First mention of the castle was in 1334 when 'den hof tot Esde' was granted to Dyederic van Montjoy en Valkenburg by John III, Duke of Brabant. In 1558 Eijsden was owned by Arnold II Huyn van Amstenrade, lord of Geleen, drossaerd of Valkenburg, governor of Brabant owned Maastricht and captain-general of Limburg and the lands east of the Maas. His daughter Anna married Willem de Lamargelle, and their son, Arnold de Lamargelle, build the current castle in 1636-1637. By inheritance the castle was owned successively by the families van Hoensbroeck, de Geloes and de Liedekerke, who are the current owners of the castle.

Next to the castle is a gatebuilding with sidebuilding, built in 1649 when a fire destroyed the earlier buildings. They were restored between 1883-1885.
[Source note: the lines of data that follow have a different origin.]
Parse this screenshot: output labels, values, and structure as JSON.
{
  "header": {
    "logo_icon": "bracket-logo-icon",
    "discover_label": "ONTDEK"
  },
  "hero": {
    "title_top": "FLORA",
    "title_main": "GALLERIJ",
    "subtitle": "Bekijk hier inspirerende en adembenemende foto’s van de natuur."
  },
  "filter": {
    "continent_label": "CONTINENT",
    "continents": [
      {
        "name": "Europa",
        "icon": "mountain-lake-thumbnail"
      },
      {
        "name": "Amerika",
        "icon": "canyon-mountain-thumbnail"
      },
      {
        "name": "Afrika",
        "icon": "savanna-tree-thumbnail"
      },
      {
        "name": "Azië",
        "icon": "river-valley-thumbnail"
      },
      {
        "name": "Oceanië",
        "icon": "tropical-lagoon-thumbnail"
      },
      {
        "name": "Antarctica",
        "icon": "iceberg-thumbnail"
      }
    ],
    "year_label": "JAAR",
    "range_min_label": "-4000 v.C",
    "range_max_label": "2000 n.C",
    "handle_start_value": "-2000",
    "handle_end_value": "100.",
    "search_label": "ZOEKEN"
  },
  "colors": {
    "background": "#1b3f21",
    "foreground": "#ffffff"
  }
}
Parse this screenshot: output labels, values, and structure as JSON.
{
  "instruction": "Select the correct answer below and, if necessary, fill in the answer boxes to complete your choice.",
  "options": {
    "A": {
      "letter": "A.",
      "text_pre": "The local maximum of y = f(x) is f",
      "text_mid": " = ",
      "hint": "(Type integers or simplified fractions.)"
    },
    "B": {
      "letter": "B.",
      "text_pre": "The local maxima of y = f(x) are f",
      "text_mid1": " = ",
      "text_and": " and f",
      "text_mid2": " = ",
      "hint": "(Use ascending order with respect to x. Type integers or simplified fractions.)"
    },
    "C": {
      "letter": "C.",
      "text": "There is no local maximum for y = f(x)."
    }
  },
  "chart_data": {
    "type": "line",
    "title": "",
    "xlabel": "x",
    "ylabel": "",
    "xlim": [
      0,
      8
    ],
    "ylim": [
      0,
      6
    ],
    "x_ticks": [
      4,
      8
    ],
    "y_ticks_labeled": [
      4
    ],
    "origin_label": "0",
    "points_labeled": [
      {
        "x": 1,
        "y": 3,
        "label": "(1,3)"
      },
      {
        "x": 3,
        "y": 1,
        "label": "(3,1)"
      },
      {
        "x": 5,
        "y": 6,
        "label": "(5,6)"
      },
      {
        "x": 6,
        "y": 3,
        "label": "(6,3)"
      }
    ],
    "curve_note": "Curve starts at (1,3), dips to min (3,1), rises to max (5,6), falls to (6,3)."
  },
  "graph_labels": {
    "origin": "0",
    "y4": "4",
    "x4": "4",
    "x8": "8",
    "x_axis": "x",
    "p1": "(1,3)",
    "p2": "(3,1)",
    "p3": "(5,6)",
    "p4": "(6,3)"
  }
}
The castle park, created around 1900, is open to the public. It was designed by French garden artist Achille Duchêne (1866-1947), replacing an earlier 18th century park. Of this original 18th century park only a small part remains on the northside of the castle, where there is also an 18th-century basement for the storage of ice. The current park has a neo-rococo pond and a group of statues containing three putti.

The castle is located on or near the location of a medieval castle, named Caestertburg or Kettelhof. During the early Middle Ages the court and fertile riverlands were owned by the prince-bishops of Liège.



Your name


Founded: 1636
Category: Castles and fortifications in Netherlands


4.3/5 (based on Google user reviews)

User Reviews

Thomas Vergutz (5 months ago)
Very beautiful place
Livia Galassi kapster (7 months ago)
Beautifully manteined, beautiful garden.
Claire Pinaso (12 months ago)
Lovely place to walk around every season of the year
Claire Pinaso (12 months ago)
Lovely place to walk around every season of the year
Pablo Podhorzer (13 months ago)
Quite pretty space, well maintained, for a few minutes of contemplation. Castle, little garden, trees and flowers. I didn't enter the castle itself. The area around Eijsden and the town itself is quite nice.
Powered by Google

Featured Historic Landmarks, Sites & Buildings

Historic Site of the week

Caerleon Roman Amphitheatre

Built around AD 90 to entertain the legionaries stationed at the fort of Caerleon (Isca), the impressive amphitheatre was the Roman equivalent of today’s multiplex cinema. Wooden benches provided seating for up to 6,000 spectators, who would gather to watch bloodthirsty displays featuring gladiatorial combat and exotic wild animals.

Long after the Romans left, the amphitheatre took on a new life in Arthurian legend. Geoffrey of Monmouth, the somewhat imaginative 12th-century scholar, wrote in his History of the Kings of Britain that Arthur was crowned in Caerleon and that the ruined amphitheatre was actually the remains of King Arthur’s Round Table.

Today it is the most complete Roman amphitheatre in Britain.